Exercise instructions:
Report every line of the records beneath this task that holds the string "Administration".

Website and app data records
☆ ☆ ☆

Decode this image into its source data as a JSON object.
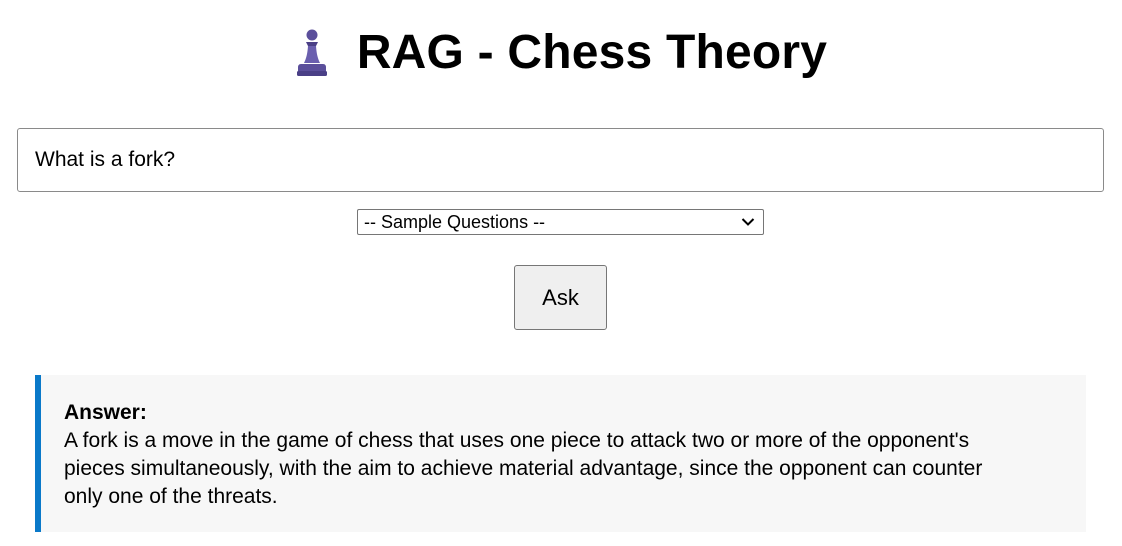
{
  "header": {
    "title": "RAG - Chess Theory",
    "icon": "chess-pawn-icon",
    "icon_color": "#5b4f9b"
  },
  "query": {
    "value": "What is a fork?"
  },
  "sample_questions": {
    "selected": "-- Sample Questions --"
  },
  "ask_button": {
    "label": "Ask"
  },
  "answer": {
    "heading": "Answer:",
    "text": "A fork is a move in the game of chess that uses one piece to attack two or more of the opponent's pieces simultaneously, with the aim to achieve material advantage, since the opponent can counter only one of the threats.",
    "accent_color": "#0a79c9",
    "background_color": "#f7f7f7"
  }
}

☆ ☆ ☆

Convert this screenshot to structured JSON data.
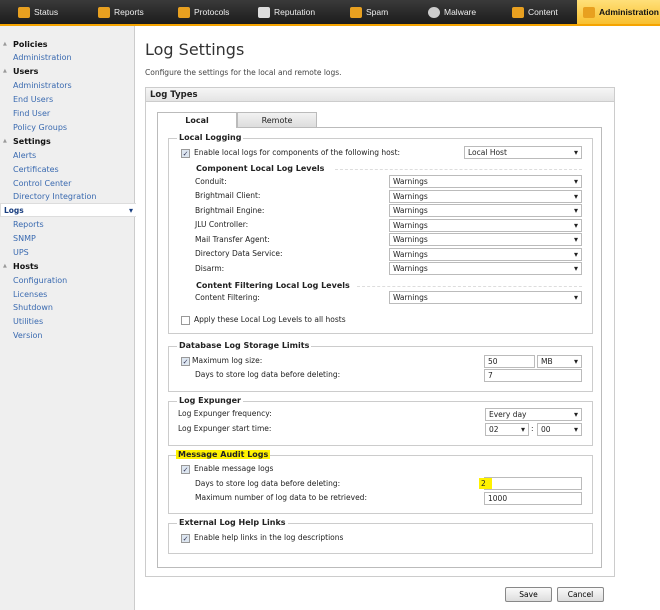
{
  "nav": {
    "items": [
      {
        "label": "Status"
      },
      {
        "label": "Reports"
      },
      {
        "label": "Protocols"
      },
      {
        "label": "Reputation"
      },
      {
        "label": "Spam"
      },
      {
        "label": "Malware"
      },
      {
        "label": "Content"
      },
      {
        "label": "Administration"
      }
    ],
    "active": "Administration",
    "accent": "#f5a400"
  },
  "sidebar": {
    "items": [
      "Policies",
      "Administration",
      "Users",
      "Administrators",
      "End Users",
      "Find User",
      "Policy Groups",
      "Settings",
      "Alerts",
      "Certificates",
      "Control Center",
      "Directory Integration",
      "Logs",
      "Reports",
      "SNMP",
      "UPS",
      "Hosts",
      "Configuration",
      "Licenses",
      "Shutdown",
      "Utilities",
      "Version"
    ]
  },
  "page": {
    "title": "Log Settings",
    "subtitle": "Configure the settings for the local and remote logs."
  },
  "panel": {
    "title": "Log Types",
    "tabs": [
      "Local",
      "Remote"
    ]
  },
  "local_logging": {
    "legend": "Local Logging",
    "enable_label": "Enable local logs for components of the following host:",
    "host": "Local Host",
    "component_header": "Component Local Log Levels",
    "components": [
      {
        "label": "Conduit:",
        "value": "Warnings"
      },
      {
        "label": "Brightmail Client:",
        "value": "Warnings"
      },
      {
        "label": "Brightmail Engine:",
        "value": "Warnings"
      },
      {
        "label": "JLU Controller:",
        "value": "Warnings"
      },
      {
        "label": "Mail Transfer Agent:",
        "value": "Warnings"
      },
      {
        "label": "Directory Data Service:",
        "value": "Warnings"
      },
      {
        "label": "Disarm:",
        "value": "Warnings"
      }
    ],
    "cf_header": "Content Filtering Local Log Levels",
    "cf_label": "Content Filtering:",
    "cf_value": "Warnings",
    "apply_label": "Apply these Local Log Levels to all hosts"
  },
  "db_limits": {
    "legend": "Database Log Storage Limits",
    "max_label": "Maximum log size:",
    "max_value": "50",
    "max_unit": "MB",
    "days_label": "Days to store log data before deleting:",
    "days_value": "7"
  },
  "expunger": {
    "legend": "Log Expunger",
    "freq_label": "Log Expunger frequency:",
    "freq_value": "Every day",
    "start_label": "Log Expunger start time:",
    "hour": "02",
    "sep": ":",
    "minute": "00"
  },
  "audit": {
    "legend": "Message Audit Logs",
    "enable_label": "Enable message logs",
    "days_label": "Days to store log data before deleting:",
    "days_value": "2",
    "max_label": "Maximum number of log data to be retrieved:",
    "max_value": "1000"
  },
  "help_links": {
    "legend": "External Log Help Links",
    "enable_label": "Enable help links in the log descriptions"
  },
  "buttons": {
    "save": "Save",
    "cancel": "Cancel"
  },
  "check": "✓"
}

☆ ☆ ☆

Finished task:
        "label": "Administration"
    "active": "Administration",
      "Administration",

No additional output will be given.